=== Instructions to follow ===
Search the data for the word "content" and copy every line where it occurs.
[Start of section]
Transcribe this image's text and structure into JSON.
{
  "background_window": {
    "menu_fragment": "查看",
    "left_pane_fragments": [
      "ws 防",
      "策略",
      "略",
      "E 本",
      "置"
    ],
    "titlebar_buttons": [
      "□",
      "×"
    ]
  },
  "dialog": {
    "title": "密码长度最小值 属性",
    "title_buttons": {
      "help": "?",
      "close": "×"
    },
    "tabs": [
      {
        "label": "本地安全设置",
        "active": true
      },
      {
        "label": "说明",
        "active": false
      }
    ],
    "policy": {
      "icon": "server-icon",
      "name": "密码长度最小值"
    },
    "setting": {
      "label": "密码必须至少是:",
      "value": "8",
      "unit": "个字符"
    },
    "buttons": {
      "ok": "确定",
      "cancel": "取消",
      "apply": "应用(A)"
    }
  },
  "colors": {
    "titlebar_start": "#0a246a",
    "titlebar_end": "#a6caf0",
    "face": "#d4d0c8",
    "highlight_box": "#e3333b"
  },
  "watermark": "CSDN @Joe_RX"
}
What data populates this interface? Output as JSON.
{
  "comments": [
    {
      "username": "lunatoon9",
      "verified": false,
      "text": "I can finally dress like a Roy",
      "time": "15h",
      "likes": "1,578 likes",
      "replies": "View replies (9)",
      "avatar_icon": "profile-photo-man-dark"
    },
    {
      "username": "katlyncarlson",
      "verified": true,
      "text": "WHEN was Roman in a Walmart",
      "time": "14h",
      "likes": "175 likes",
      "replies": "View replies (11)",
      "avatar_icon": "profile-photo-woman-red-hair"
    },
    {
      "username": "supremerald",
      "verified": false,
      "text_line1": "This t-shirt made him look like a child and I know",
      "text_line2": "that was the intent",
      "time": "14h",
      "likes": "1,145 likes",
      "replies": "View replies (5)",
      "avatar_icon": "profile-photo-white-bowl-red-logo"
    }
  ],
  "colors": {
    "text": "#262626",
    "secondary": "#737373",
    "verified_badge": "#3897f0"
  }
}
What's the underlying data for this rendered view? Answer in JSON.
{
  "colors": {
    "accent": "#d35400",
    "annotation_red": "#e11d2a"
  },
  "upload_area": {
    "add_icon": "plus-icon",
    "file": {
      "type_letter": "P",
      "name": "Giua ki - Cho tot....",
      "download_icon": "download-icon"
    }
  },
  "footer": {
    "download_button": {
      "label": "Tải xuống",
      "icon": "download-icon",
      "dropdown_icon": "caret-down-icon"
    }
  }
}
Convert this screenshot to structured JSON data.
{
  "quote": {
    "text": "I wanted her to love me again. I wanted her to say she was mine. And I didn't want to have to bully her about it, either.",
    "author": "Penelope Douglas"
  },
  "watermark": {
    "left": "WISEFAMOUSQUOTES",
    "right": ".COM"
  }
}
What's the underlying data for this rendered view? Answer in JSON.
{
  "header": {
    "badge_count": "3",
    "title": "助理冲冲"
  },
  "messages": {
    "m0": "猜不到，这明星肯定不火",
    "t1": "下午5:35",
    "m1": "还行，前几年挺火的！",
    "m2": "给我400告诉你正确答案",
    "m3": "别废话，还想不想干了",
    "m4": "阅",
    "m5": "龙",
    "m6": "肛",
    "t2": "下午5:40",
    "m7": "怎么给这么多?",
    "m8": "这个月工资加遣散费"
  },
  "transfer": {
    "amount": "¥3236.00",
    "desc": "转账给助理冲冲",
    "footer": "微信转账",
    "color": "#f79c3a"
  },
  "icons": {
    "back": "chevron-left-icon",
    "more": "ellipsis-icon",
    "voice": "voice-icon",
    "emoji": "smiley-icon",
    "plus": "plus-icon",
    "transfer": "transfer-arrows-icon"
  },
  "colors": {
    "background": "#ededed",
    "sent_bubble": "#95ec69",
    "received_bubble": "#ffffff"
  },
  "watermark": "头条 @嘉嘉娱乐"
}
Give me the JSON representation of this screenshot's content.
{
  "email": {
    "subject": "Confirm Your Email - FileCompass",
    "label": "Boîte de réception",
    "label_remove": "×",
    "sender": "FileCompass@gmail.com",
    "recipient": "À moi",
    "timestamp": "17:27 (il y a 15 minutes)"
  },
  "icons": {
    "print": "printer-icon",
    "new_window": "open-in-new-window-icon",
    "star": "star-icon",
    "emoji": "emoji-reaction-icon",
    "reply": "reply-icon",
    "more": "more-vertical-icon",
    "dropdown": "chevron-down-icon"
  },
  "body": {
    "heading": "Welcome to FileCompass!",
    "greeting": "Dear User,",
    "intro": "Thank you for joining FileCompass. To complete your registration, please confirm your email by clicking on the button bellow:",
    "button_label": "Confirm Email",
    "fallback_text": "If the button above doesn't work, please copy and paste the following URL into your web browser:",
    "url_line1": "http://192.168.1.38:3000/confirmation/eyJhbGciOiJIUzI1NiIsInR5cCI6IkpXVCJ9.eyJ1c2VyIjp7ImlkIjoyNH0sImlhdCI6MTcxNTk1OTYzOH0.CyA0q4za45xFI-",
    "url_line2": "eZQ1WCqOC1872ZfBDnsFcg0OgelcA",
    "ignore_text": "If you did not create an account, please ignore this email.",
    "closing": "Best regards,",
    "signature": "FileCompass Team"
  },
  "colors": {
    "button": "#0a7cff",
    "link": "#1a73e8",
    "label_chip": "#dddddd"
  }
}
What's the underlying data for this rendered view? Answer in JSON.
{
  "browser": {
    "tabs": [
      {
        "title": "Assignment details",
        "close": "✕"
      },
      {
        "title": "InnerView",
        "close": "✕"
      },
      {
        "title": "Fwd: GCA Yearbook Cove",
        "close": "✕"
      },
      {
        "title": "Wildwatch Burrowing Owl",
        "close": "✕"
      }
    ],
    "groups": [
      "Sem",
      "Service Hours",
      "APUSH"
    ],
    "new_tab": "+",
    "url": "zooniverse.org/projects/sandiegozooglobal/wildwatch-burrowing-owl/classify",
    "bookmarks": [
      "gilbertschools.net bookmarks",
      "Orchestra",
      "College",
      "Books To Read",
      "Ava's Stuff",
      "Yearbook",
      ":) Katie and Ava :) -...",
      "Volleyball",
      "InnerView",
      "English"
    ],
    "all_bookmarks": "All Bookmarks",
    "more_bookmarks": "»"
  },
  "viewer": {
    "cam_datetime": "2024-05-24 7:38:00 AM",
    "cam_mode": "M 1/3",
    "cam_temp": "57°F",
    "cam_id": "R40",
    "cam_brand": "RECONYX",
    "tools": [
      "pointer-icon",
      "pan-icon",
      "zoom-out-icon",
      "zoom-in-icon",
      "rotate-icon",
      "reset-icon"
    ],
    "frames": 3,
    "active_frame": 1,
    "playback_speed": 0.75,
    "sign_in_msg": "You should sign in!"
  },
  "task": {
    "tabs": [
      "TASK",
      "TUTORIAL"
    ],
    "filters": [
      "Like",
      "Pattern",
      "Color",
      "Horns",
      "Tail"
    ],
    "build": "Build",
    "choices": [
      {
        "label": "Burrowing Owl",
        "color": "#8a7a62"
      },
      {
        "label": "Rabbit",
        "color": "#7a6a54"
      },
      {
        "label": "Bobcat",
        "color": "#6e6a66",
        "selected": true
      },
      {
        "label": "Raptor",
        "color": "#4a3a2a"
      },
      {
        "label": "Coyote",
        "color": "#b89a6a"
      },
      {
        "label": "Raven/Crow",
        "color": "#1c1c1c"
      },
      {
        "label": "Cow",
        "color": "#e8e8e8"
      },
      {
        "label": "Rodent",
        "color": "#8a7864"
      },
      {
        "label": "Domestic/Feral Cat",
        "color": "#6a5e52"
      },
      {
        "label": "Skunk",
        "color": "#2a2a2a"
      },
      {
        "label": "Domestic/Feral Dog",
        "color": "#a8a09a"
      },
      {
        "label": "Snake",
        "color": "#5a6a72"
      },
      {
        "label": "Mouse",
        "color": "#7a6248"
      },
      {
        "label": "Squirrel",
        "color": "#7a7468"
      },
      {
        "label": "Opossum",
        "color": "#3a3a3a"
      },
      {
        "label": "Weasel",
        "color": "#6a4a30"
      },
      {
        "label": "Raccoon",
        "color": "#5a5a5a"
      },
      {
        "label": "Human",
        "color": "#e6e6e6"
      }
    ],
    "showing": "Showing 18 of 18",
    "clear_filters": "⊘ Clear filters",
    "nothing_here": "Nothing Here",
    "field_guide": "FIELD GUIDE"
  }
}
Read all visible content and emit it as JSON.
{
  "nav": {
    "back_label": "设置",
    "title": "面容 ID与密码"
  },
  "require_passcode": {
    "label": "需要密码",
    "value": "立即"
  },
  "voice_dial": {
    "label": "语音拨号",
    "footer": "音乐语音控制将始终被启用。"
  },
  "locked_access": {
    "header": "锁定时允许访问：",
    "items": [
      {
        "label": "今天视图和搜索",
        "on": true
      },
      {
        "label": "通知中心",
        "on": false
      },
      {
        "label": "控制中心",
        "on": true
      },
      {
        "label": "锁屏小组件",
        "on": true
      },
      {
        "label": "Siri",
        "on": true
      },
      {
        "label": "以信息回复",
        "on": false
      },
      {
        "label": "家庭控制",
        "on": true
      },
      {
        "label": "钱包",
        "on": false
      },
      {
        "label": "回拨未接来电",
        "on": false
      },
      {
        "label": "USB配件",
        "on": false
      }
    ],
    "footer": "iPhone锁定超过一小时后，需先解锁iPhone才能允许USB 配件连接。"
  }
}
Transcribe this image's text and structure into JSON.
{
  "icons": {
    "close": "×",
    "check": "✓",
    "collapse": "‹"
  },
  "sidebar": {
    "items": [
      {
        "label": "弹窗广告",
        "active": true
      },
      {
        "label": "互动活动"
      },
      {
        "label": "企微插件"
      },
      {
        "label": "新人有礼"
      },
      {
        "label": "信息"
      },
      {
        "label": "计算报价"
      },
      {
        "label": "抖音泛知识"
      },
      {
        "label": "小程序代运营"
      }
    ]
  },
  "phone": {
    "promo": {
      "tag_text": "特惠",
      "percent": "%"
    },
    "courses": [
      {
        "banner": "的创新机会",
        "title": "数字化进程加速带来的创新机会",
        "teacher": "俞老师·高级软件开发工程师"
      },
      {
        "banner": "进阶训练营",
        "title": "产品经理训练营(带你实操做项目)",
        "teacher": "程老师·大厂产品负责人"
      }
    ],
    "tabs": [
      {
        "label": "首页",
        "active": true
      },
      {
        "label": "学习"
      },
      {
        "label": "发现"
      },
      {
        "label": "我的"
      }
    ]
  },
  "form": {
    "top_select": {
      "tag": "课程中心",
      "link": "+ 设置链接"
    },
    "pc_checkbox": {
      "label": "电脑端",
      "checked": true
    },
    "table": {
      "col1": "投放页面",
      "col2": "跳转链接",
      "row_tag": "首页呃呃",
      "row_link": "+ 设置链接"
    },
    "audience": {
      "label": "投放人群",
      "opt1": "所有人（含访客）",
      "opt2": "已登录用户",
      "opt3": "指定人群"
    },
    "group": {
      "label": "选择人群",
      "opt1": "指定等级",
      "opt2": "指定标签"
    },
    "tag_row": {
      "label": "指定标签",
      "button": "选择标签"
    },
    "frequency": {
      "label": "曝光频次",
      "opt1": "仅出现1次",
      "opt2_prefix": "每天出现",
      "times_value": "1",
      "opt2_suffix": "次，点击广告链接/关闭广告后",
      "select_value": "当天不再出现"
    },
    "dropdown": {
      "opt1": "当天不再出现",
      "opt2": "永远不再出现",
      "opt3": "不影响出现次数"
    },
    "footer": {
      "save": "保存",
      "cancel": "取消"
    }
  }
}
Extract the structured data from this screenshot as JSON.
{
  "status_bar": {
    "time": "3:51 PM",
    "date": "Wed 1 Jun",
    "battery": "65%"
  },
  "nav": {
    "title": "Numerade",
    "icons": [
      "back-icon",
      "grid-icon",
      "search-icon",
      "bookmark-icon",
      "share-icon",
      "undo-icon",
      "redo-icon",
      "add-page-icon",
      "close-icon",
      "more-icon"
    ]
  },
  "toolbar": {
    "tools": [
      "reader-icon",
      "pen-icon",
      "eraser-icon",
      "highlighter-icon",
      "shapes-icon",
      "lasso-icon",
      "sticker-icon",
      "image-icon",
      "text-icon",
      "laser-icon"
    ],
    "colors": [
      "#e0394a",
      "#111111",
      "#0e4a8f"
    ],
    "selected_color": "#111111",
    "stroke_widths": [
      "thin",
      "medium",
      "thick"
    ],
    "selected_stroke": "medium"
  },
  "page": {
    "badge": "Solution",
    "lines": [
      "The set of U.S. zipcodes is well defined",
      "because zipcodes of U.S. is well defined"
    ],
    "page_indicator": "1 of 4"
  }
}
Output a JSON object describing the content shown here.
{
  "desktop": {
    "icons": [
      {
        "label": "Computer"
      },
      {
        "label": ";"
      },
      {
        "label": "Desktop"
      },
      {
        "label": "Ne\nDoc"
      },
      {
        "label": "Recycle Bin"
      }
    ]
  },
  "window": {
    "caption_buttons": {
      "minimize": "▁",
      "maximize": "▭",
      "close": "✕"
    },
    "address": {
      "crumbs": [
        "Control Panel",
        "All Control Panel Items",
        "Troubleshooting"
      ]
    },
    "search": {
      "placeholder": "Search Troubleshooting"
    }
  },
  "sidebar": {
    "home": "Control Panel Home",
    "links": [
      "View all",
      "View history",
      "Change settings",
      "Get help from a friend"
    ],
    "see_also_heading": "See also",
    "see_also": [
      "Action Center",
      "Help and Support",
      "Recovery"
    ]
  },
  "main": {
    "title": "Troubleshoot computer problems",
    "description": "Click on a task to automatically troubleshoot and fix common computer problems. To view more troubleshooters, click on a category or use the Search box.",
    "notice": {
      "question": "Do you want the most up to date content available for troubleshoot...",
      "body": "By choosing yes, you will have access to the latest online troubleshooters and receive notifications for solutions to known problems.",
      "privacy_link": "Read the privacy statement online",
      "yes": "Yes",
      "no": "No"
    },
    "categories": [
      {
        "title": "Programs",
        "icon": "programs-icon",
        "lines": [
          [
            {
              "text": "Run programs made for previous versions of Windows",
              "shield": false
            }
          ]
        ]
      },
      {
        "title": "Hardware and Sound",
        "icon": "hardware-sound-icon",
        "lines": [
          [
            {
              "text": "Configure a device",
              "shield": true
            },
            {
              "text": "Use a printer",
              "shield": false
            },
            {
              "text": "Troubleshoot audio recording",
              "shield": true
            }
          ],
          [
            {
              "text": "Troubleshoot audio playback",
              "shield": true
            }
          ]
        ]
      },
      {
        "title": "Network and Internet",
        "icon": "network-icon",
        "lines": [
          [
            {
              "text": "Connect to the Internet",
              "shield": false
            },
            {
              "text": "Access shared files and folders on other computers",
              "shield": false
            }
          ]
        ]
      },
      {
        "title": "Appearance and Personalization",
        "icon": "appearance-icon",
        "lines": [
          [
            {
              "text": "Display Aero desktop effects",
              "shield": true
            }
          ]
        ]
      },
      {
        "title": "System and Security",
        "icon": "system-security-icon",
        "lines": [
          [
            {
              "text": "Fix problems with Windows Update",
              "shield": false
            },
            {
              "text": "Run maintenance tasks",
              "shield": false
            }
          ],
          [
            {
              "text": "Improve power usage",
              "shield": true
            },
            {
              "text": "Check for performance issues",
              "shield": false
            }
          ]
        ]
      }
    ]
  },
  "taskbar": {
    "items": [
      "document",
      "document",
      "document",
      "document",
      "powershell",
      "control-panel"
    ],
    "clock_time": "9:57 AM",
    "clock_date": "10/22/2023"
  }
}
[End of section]
=== Exercise answer ===
Give me the JSON representation of this screenshot's content.
Read all visible content and emit it as JSON.
Output a JSON object describing the content shown here.
      "question": "Do you want the most up to date content available for troubleshoot...",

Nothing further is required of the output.